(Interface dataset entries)
◆ ◆ ◆ ◆ ◆ ◆ ◆

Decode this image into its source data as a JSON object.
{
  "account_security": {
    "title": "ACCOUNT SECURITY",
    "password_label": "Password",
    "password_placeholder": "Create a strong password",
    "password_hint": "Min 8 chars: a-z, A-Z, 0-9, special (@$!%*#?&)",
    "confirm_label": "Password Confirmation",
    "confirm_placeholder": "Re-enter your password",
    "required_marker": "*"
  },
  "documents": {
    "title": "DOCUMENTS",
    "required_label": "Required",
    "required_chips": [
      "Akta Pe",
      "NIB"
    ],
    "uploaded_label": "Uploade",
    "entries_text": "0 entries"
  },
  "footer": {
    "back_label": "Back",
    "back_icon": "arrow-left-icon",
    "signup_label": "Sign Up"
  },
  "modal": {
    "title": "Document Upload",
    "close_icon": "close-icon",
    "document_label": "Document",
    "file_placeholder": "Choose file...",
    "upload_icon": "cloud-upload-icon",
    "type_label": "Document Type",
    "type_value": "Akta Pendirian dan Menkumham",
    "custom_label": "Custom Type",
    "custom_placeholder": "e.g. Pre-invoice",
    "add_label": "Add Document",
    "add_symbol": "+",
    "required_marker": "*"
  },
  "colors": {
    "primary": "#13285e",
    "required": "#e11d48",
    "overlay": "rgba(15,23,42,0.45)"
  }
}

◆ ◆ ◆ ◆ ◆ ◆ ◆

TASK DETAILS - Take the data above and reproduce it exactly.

EXPECTED OUTPUT -
Decode this image into its source data as a JSON object.
{
  "account_security": {
    "title": "ACCOUNT SECURITY",
    "password_label": "Password",
    "password_placeholder": "Create a strong password",
    "password_hint": "Min 8 chars: a-z, A-Z, 0-9, special (@$!%*#?&)",
    "confirm_label": "Password Confirmation",
    "confirm_placeholder": "Re-enter your password",
    "required_marker": "*"
  },
  "documents": {
    "title": "DOCUMENTS",
    "required_label": "Required",
    "required_chips": [
      "Akta Pe",
      "NIB"
    ],
    "uploaded_label": "Uploade",
    "entries_text": "0 entries"
  },
  "footer": {
    "back_label": "Back",
    "back_icon": "arrow-left-icon",
    "signup_label": "Sign Up"
  },
  "modal": {
    "title": "Document Upload",
    "close_icon": "close-icon",
    "document_label": "Document",
    "file_placeholder": "Choose file...",
    "upload_icon": "cloud-upload-icon",
    "type_label": "Document Type",
    "type_value": "Akta Pendirian dan Menkumham",
    "custom_label": "Custom Type",
    "custom_placeholder": "e.g. Pre-invoice",
    "add_label": "Add Document",
    "add_symbol": "+",
    "required_marker": "*"
  },
  "colors": {
    "primary": "#13285e",
    "required": "#e11d48",
    "overlay": "rgba(15,23,42,0.45)"
  }
}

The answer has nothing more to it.